- [Saved entries]:
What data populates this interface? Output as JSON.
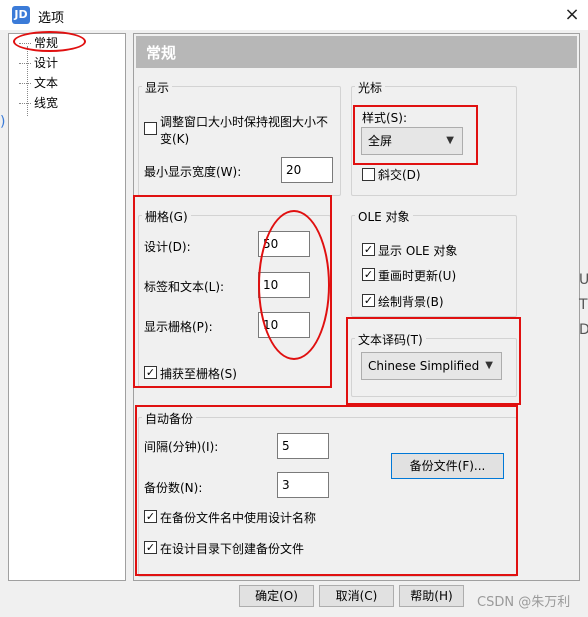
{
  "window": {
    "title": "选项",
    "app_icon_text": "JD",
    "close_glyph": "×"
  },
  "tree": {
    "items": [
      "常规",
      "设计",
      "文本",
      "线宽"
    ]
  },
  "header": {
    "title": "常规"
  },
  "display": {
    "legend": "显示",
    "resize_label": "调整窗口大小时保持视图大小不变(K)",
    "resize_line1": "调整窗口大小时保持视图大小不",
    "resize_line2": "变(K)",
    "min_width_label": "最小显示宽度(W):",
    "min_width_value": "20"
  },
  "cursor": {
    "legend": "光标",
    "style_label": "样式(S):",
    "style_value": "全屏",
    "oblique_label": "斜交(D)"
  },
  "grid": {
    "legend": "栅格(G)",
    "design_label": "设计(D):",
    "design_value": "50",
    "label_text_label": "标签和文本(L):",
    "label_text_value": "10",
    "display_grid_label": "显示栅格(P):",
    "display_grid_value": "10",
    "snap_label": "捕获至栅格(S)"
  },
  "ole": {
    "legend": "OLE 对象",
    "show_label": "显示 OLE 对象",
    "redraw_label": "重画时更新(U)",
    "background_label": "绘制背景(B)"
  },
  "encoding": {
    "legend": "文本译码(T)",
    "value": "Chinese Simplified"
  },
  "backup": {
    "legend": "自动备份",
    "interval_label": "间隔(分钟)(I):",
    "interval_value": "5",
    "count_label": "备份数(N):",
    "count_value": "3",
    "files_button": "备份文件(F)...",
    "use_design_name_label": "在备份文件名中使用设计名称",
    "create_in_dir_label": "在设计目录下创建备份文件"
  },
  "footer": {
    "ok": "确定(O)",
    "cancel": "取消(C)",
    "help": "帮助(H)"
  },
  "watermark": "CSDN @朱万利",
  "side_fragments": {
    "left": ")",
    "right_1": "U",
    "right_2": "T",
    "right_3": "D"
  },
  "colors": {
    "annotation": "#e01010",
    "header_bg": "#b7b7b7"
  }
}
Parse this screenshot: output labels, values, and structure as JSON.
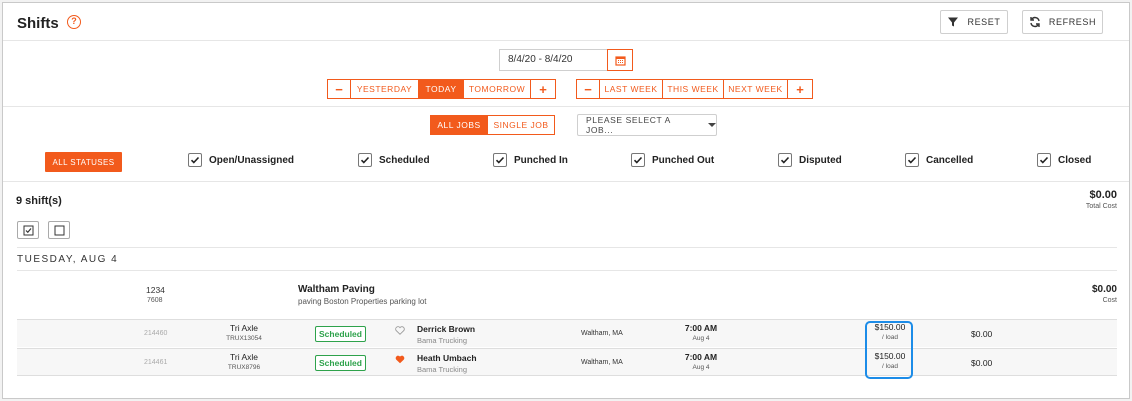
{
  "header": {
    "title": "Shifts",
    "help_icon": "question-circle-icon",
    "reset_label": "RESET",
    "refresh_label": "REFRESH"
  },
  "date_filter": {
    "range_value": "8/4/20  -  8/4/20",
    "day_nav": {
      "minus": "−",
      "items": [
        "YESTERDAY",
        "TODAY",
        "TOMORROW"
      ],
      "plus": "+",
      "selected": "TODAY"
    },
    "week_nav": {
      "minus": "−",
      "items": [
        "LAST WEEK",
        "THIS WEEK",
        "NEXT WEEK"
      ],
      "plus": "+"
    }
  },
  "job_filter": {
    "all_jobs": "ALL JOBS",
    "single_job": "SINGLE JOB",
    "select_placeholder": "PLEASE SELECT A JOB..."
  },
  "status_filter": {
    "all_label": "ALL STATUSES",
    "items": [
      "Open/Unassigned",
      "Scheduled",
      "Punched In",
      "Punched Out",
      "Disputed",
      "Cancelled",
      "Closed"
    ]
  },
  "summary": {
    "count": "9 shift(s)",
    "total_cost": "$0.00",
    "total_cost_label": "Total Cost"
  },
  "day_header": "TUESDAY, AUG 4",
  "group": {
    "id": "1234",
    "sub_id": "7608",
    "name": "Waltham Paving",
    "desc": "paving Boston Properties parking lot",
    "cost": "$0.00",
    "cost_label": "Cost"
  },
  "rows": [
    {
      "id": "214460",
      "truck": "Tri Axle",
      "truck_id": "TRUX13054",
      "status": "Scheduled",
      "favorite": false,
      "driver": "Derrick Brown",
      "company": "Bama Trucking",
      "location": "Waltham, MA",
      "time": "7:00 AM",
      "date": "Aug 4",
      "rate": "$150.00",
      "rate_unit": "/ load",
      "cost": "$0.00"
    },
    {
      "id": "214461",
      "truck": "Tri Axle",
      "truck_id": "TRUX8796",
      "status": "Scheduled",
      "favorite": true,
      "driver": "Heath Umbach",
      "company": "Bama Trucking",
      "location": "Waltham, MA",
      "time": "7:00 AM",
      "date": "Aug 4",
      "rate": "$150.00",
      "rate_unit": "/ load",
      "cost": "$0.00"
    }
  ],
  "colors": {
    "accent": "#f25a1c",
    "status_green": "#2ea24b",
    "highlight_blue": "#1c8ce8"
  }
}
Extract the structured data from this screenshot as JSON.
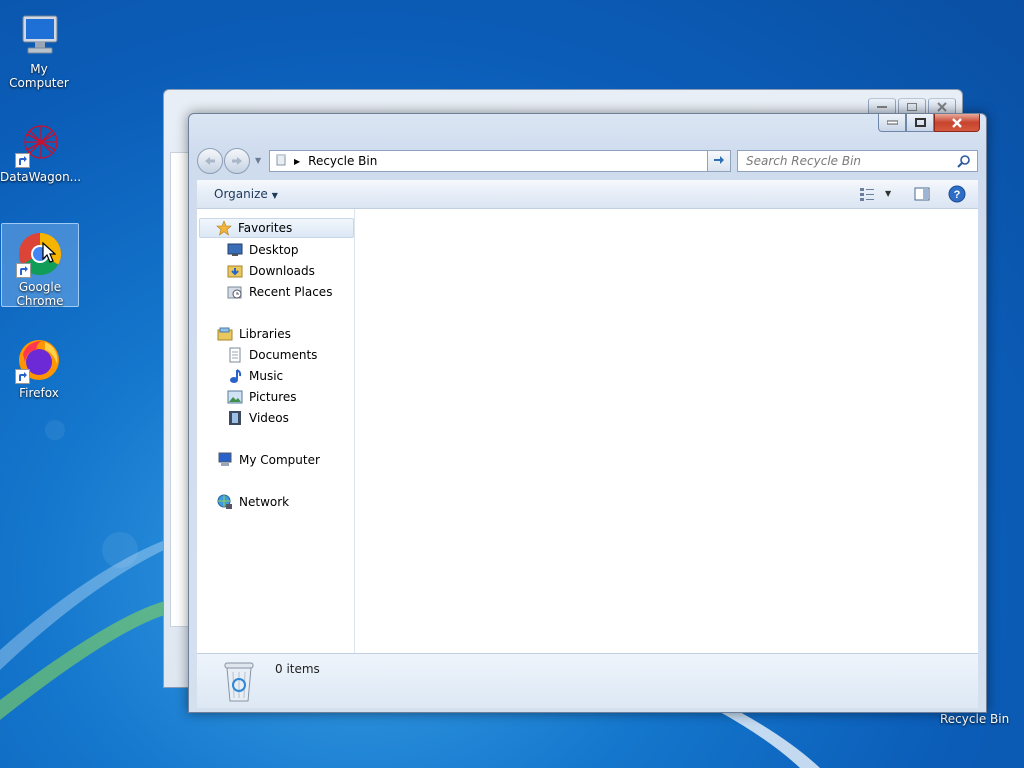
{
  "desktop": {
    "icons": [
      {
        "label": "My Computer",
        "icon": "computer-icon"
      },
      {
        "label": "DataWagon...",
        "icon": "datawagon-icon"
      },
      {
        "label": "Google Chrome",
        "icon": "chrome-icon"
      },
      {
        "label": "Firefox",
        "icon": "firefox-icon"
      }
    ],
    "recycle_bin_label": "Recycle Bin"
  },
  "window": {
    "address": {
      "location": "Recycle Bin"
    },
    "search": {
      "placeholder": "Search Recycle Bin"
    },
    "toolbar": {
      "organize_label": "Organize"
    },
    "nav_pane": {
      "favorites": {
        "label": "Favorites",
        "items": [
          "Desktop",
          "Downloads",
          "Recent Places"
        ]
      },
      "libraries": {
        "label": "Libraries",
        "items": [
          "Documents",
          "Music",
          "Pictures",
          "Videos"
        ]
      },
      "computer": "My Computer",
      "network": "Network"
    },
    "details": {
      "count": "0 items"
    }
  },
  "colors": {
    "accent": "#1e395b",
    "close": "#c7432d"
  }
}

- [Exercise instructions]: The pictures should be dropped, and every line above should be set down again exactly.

- [Output for this exercise]:
What data populates this interface? Output as JSON.
{
  "window": {
    "title": "选项",
    "app_icon_text": "JD",
    "close_glyph": "×"
  },
  "tree": {
    "items": [
      "常规",
      "设计",
      "文本",
      "线宽"
    ]
  },
  "header": {
    "title": "常规"
  },
  "display": {
    "legend": "显示",
    "resize_label": "调整窗口大小时保持视图大小不变(K)",
    "resize_line1": "调整窗口大小时保持视图大小不",
    "resize_line2": "变(K)",
    "min_width_label": "最小显示宽度(W):",
    "min_width_value": "20"
  },
  "cursor": {
    "legend": "光标",
    "style_label": "样式(S):",
    "style_value": "全屏",
    "oblique_label": "斜交(D)"
  },
  "grid": {
    "legend": "栅格(G)",
    "design_label": "设计(D):",
    "design_value": "50",
    "label_text_label": "标签和文本(L):",
    "label_text_value": "10",
    "display_grid_label": "显示栅格(P):",
    "display_grid_value": "10",
    "snap_label": "捕获至栅格(S)"
  },
  "ole": {
    "legend": "OLE 对象",
    "show_label": "显示 OLE 对象",
    "redraw_label": "重画时更新(U)",
    "background_label": "绘制背景(B)"
  },
  "encoding": {
    "legend": "文本译码(T)",
    "value": "Chinese Simplified"
  },
  "backup": {
    "legend": "自动备份",
    "interval_label": "间隔(分钟)(I):",
    "interval_value": "5",
    "count_label": "备份数(N):",
    "count_value": "3",
    "files_button": "备份文件(F)...",
    "use_design_name_label": "在备份文件名中使用设计名称",
    "create_in_dir_label": "在设计目录下创建备份文件"
  },
  "footer": {
    "ok": "确定(O)",
    "cancel": "取消(C)",
    "help": "帮助(H)"
  },
  "watermark": "CSDN @朱万利",
  "side_fragments": {
    "left": ")",
    "right_1": "U",
    "right_2": "T",
    "right_3": "D"
  },
  "colors": {
    "annotation": "#e01010",
    "header_bg": "#b7b7b7"
  }
}
Parse this screenshot: output labels, values, and structure as JSON.
{
  "header": {
    "title": "Shifts",
    "help_icon": "question-circle-icon",
    "reset_label": "RESET",
    "refresh_label": "REFRESH"
  },
  "date_filter": {
    "range_value": "8/4/20  -  8/4/20",
    "day_nav": {
      "minus": "−",
      "items": [
        "YESTERDAY",
        "TODAY",
        "TOMORROW"
      ],
      "plus": "+",
      "selected": "TODAY"
    },
    "week_nav": {
      "minus": "−",
      "items": [
        "LAST WEEK",
        "THIS WEEK",
        "NEXT WEEK"
      ],
      "plus": "+"
    }
  },
  "job_filter": {
    "all_jobs": "ALL JOBS",
    "single_job": "SINGLE JOB",
    "select_placeholder": "PLEASE SELECT A JOB..."
  },
  "status_filter": {
    "all_label": "ALL STATUSES",
    "items": [
      "Open/Unassigned",
      "Scheduled",
      "Punched In",
      "Punched Out",
      "Disputed",
      "Cancelled",
      "Closed"
    ]
  },
  "summary": {
    "count": "9 shift(s)",
    "total_cost": "$0.00",
    "total_cost_label": "Total Cost"
  },
  "day_header": "TUESDAY, AUG 4",
  "group": {
    "id": "1234",
    "sub_id": "7608",
    "name": "Waltham Paving",
    "desc": "paving Boston Properties parking lot",
    "cost": "$0.00",
    "cost_label": "Cost"
  },
  "rows": [
    {
      "id": "214460",
      "truck": "Tri Axle",
      "truck_id": "TRUX13054",
      "status": "Scheduled",
      "favorite": false,
      "driver": "Derrick Brown",
      "company": "Bama Trucking",
      "location": "Waltham, MA",
      "time": "7:00 AM",
      "date": "Aug 4",
      "rate": "$150.00",
      "rate_unit": "/ load",
      "cost": "$0.00"
    },
    {
      "id": "214461",
      "truck": "Tri Axle",
      "truck_id": "TRUX8796",
      "status": "Scheduled",
      "favorite": true,
      "driver": "Heath Umbach",
      "company": "Bama Trucking",
      "location": "Waltham, MA",
      "time": "7:00 AM",
      "date": "Aug 4",
      "rate": "$150.00",
      "rate_unit": "/ load",
      "cost": "$0.00"
    }
  ],
  "colors": {
    "accent": "#f25a1c",
    "status_green": "#2ea24b",
    "highlight_blue": "#1c8ce8"
  }
}
Extract the structured data from this screenshot as JSON.
{
  "desktop": {
    "icons": [
      {
        "label": "My Computer",
        "icon": "computer-icon"
      },
      {
        "label": "DataWagon...",
        "icon": "datawagon-icon"
      },
      {
        "label": "Google Chrome",
        "icon": "chrome-icon"
      },
      {
        "label": "Firefox",
        "icon": "firefox-icon"
      }
    ],
    "recycle_bin_label": "Recycle Bin"
  },
  "window": {
    "address": {
      "location": "Recycle Bin"
    },
    "search": {
      "placeholder": "Search Recycle Bin"
    },
    "toolbar": {
      "organize_label": "Organize"
    },
    "nav_pane": {
      "favorites": {
        "label": "Favorites",
        "items": [
          "Desktop",
          "Downloads",
          "Recent Places"
        ]
      },
      "libraries": {
        "label": "Libraries",
        "items": [
          "Documents",
          "Music",
          "Pictures",
          "Videos"
        ]
      },
      "computer": "My Computer",
      "network": "Network"
    },
    "details": {
      "count": "0 items"
    }
  },
  "colors": {
    "accent": "#1e395b",
    "close": "#c7432d"
  }
}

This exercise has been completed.